EXERCISE DESCRIPTION -
Every line below that holds the word "FPilot" must be listed.
◆ ◆ ◆
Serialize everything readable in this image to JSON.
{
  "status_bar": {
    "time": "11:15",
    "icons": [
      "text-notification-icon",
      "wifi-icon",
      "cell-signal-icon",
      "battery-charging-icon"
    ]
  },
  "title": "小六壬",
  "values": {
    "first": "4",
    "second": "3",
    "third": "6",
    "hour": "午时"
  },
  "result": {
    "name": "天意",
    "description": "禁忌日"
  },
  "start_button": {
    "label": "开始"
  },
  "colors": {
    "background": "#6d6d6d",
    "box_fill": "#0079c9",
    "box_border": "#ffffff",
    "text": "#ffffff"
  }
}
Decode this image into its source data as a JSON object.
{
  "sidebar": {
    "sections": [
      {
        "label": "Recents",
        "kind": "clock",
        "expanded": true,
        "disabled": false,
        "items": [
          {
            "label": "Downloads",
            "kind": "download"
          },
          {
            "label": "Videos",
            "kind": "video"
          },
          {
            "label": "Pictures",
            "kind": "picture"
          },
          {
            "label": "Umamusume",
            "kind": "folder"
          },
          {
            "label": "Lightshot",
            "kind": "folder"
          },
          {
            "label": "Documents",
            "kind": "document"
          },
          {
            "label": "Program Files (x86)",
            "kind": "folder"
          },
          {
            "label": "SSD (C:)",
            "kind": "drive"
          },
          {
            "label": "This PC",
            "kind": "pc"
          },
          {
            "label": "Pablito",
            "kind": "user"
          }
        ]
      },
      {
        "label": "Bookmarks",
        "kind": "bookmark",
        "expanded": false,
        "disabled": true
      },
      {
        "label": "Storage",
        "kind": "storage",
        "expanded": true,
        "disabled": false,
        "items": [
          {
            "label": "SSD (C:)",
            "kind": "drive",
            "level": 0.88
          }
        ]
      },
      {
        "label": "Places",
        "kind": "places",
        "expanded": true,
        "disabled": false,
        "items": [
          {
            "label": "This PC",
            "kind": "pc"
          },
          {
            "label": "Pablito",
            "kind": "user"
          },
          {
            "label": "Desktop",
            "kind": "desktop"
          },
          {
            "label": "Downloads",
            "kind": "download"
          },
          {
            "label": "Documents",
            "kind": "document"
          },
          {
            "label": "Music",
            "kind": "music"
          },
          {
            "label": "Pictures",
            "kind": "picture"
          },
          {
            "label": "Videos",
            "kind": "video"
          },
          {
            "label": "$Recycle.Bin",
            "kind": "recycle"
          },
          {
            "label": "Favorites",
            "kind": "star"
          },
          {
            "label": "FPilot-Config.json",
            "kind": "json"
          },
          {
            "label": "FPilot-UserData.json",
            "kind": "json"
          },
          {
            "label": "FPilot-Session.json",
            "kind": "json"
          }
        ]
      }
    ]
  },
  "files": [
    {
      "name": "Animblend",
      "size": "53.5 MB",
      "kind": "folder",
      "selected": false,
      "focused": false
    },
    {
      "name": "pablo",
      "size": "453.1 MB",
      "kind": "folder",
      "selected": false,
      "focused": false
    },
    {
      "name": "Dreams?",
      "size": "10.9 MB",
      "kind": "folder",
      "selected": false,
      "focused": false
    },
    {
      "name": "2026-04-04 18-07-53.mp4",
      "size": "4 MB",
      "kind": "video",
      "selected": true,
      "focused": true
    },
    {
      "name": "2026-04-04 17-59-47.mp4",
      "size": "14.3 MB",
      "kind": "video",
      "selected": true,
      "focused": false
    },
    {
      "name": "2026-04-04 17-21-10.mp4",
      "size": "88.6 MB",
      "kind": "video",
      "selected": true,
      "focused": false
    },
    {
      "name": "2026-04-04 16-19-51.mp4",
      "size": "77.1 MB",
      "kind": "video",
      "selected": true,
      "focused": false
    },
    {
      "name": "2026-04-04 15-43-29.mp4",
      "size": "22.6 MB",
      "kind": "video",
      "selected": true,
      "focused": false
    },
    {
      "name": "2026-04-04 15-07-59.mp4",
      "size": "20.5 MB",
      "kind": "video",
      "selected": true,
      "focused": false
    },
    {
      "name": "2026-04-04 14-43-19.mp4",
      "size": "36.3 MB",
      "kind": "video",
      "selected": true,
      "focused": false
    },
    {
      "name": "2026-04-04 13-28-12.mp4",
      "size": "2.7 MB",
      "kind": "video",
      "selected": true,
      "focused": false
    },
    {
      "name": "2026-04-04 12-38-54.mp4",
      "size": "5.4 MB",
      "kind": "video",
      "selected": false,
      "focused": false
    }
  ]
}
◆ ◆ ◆
OUTPUT FOR THIS TASK -
            "label": "FPilot-Config.json",
            "label": "FPilot-UserData.json",
            "label": "FPilot-Session.json",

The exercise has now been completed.